I’ve taken this lesson from Du Bois. In one magical sentence in his biography of John Brown, he writes, “Of all inspiration which America owes Africa, however, the greatest by far is the score of heroic men whom the sorrows of dark children have called to unselfish devotion and heroic self-realization…above all, John Brown.” An “inspiration,” a “call[ing]” to “unselfish” acts, to acts that will ultimately result in the undoing of his self, John Brown’s life, a life dedicated to the death of whiteness, is structured by an impossible debt to Africa. To be inspired to the abolition of whiteness entails assuming a debt to blackness that can never be cancelled or repaid. In this sense, we might read Du Bois’ willingness to memorialize Brown’s life not as a yet another hagiography but as a kind of debt forgiveness, an act of impossible generosity that, again, can never be paid back. And Du Bois doesn’t demand repayment. Just more John Browns—which is to say, more inspiration from, and more impossible debt to, what he names “Africa.”

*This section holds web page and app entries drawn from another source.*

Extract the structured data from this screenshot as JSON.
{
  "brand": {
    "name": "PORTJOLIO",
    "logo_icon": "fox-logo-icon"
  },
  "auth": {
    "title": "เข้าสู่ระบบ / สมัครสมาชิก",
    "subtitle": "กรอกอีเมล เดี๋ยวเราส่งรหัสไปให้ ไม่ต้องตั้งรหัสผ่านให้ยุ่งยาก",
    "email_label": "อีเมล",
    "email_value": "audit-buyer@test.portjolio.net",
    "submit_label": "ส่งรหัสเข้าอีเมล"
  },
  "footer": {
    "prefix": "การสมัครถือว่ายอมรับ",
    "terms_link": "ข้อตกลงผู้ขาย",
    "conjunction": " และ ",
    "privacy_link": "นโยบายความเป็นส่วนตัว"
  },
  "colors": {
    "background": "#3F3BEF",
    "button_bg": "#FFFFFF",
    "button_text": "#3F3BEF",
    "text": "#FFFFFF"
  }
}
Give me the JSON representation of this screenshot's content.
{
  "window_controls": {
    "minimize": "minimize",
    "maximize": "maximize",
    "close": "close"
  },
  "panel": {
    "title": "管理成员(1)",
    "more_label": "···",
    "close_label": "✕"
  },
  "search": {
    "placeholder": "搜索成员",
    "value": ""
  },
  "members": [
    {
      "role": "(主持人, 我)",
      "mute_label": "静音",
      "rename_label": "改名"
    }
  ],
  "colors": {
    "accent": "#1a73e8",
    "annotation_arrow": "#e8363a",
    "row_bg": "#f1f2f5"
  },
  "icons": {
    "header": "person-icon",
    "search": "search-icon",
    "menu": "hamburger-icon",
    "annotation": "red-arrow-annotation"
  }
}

Again, my point isn’t exculpation. Far from it. It’s rather to suggest that Perry’s trajectory lays bare a structuring feature of white anti-racist politics in our white-supremacist world, a feature whose import vastly exceeds the representational problematics of cultural politics. Operating in a zone of indistinction—where appropriation and self-alienation, giving-away and taking-again, collapse into one another—white self-abolition names an impossible politics that remains, nonetheless, the only possible politics for white folk. A pessimistic politics that only persists through the generosity of those from whom whiteness only ever takes.